The test is made up of 28 film clips of real traffic situations (randomly selected from a large pool of questions) to which you will be asked to respond. You must respond appropriately in at least 15 of the 28 clips (54%) to pass the HPT.
What is the passing score for Hazard Perception Test Victoria?
The test must be completed within 45 minutes, and a score of 52% (13 out of 25) or more is needed to pass. All candidates for the Hazard Perception Test must be at least 17 years & 11 months of age, and the test results are valid for 12 months.
Is the Victorian Hazard Perception Test hard?
The Hazard Perception Test is one of the more difficult tests to master, especially when you’re upgrading from learner licence to P1 licence. But difficult doesn’t mean hard to pass. Not with our free online HPT tests designed to help you prepare right.
Can you do your Hazard Perception Test online in Victoria?
To take the Hazard Perception Test you must hold a current Victorian car learner permit and be at least 17 years and 11 months of age. You can now choose to take the test online or in-person.
Can you fail the HPT?
If you do not pass the HPT you may resit the test immediately, provided a vacancy is available. However, remember that a fee will be charged each time you attempt the test.
How do you pass the first Hazard Perception Test?
Great, so how do I pass the HPT?

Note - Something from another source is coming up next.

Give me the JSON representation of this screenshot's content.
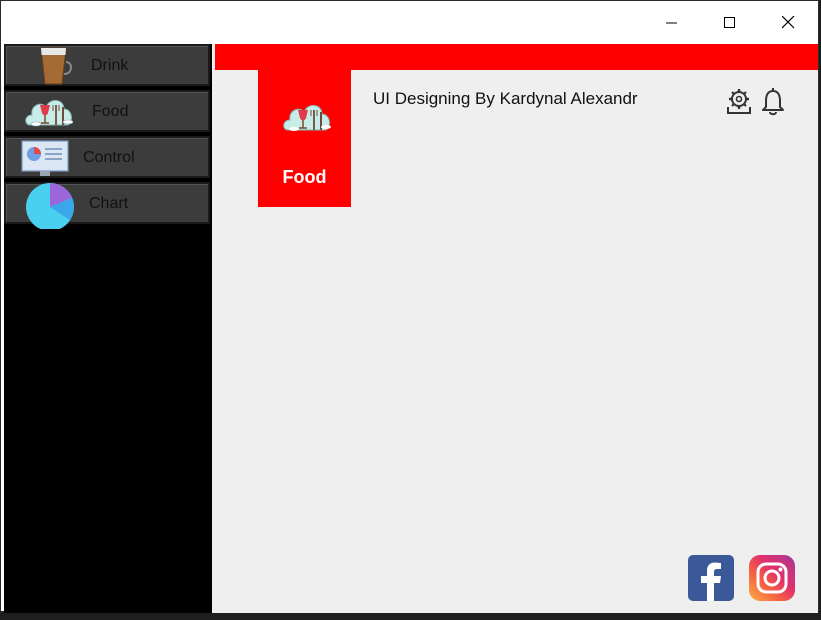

- Take driving lessons with a driving instructor.
- Learn how to identify a potential or developing hazard.
- Learn how to prioritize Hazards.
- Stay relaxed.
- Don’t have anything in your system.
What percentage do you need to pass your Hazard Perception Test?
You’ll be informed of your score at the end and to pass the perception test, you’ll need to score of 44 out of 75. The hazard perception test lasts twenty minutes, and you don’t get the chance to go back and repeat any of the clips or questions – just like real-life driving where you don’t get a second chance.
How do I make sure I pass my Hazard Perception Test?
Hazard perception test: five top tips
- Practice the test first.
- Know what a ‘developing hazard’ is and how to identify one.
- Remember one clip has two hazards to identify.
- Click as soon as you notice a potential hazard that might turn into a ‘developing hazard’
- Don’t overdo the clicking – this will count against you.
How many videos are in hazard perception?
14 video clips
Before you start the hazard perception test, you’ll be shown a video about how it works. You’ll then watch 14 video clips.
How many videos are in the Hazard Perception Test?
The Hazard Perception Test consists of a series of 14 video clips, each lasting about one minute. Shown from the driver’s viewpoint, the Hazard Perception Test clips feature various types of hazards, such as vehicles, pedestrians or other road users.
How many videos are in the hazard perception test?
How do you pass hazard perception?
Our 6 tips to pass your hazard perception test are:
- Know what a hazard is.
- Take practice test.
- Be on the lookout.
- Don’t click too often.
- Look out for road signs.
- One clip will have two hazards, not just one.
What is the hazard perception test in Vic?
The Hazard Perception Test in VIC consists of 28 clips of real traffic situations to which you will be asked to respond based on instructions given before the clip plays.
Do the examples provided by VicRoads prepare you for the real test?
The example still images provided by VicRoads fail to effectively prepare people for the real test. Fortunately, there is another resource available that allows you to to practice the Hazard Perception Test VIC.
What does the hazard perception test consist of?
About the Hazard Perception Test 1 See: using your eyes to scan the road ahead and spot any hazards 2 Think: thinking about what you need to do ahead of time to respond safely 3 Do: acting in response to the hazard you see for example, slowing down or creating more space
Why is the hazard perception test demonstration not available for screenreader technology?
The hazard perception test demonstrations require real-time feedback to visual media and thus are not available for screenreader technology.